If there’s a threat, the reasonable course is to avoid it. So why are we talking about contraception, instead of preventing infection in the first place, as the CDC advises?  (In the Pope’s defense, he did call for quick work in developing a vaccine.)

Furthermore, there is an entirely legitimate response if a couple fears conception, and it is what it has always been: periodic continence.  It, at the very least, deserves a mention since it’s the clear, consistent wisdom of the Church and it respects the dignity of the spouses, as contraception does not. (Once again, a future post.)

There are so many good, reasonable, intermediate responses to Zika before nicking the wall of venerable Catholic moral teaching that I smell a 3-day old red herring in that reporter’s question.  I can’t account for why the Pope didn’t just throw that fish back.

Once a person understands the language of the body in the beauty and truth of the person-to-person encounter, then recourse to the lie which occurs with contraception, becomes unthinkable, even in a true disaster.  When  the marital act is understood as love integrated into the whole life and being of the couple, then the spouses act in the best interests of the family, even at a cost to their own desires.

We might argue that it’s too hard on the couple, but can truth be sacrificed to expediency?  If the truths of our Faith could change under difficult circumstances, there would never have been martyrs.  There would never have been a Cross.

The Pope, who is genuinely sensitive to the dignity of the poor, may have done them a disservice in this instance.  The predicament of the poor, who have fewer means to escape their exposure to Zika, is not objectively improved by short-cutting the truth of the body.  The truth, even a difficult truth, is always the respectful course.  Our Lord made rather a career out of difficult truths, and He loved the poor with all his heart.

There is more to be said.  Stay tuned for future posts concerning papal authority on airplanes, rumors about what Blessed Pope Paul VI said or didn’t say to the nuns, contraception (why not?) and other intricacies of navigating Catholic waters in the Bergoglian age.
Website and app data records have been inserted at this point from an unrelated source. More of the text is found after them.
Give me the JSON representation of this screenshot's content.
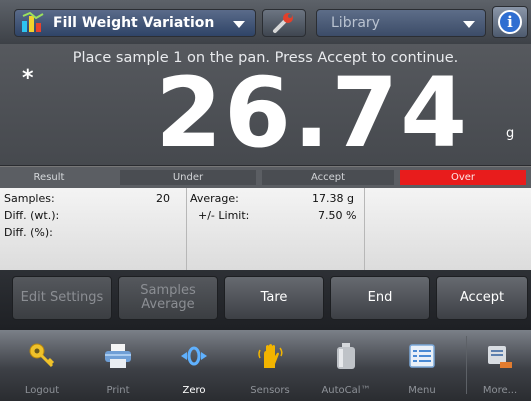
{
  "header": {
    "app_title": "Fill Weight Variation",
    "library_label": "Library",
    "info_glyph": "i"
  },
  "display": {
    "instruction": "Place sample  1 on the pan. Press Accept to continue.",
    "stable_symbol": "*",
    "reading": "26.74",
    "unit": "g"
  },
  "result_bar": {
    "result_label": "Result",
    "under_label": "Under",
    "accept_label": "Accept",
    "over_label": "Over",
    "over_color": "#e81c1c"
  },
  "stats": {
    "samples_label": "Samples:",
    "samples_value": "20",
    "diff_wt_label": "Diff. (wt.):",
    "diff_pct_label": "Diff. (%):",
    "average_label": "Average:",
    "average_value": "17.38 g",
    "limit_label": "+/- Limit:",
    "limit_value": "7.50 %"
  },
  "actions": {
    "edit_settings": "Edit Settings",
    "samples_average_line1": "Samples",
    "samples_average_line2": "Average",
    "tare": "Tare",
    "end": "End",
    "accept": "Accept"
  },
  "toolbar": {
    "logout": "Logout",
    "print": "Print",
    "zero": "Zero",
    "sensors": "Sensors",
    "autocal": "AutoCal™",
    "menu": "Menu",
    "more": "More..."
  },
  "icons": {
    "app": "fill-weight-icon",
    "tools": "wrench-icon",
    "info": "info-icon",
    "logout": "key-icon",
    "print": "printer-icon",
    "zero": "zero-arrows-icon",
    "sensors": "hand-sensor-icon",
    "autocal": "calibration-weight-icon",
    "menu": "menu-list-icon",
    "more": "more-icon"
  }
}
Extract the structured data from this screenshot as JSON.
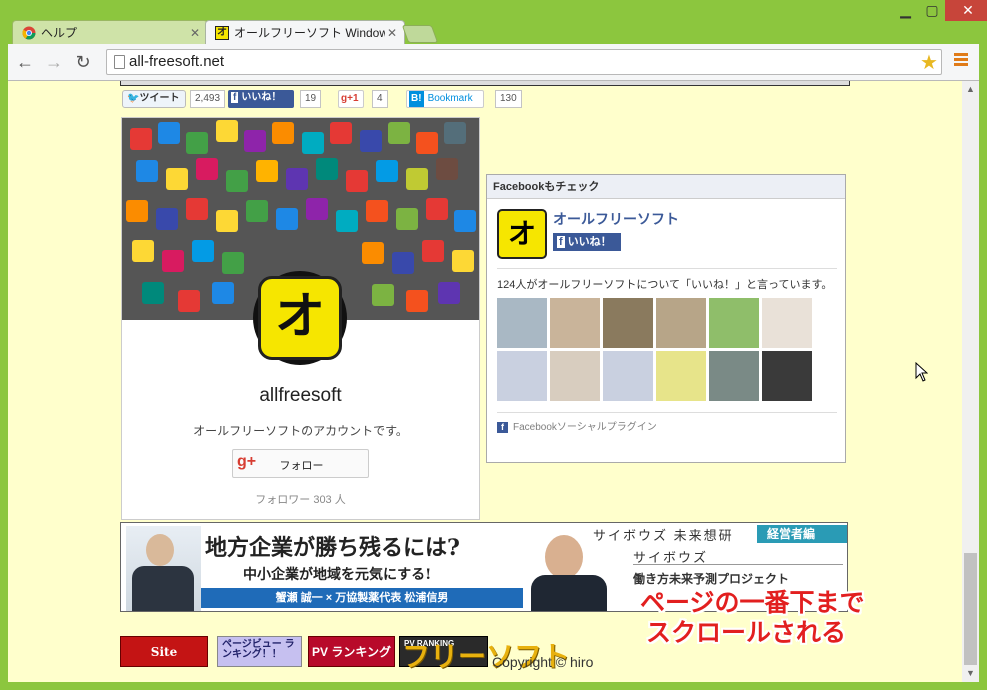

Sheryl Collmer writes, works and loves the Holy Father from the headquarters of TOBET in Irving, Texas.

[1] Center for Disease Control, Mortality and Morbidity Weekly Report, January 16, 2016.

[2] Ibid.

[3] ibid.

The full text of the press conference is available at: http://www.catholicnewsagency.com/news/full-text-of-pope-francis-in-flight-interview-from-mexico-to-rome-85821/

Note: After the original publication of this post, the CDC issued new guidelines concerning Zika and pregnancy.  They enumerated all the solid, reasonable precautions that couples should take to prevent infection, and none of them included contraception, which is an entirely different issue… as the Spanish reporter must surely have known before she threw that rotten fish at the Pope.  Read the new CDC guidelines here.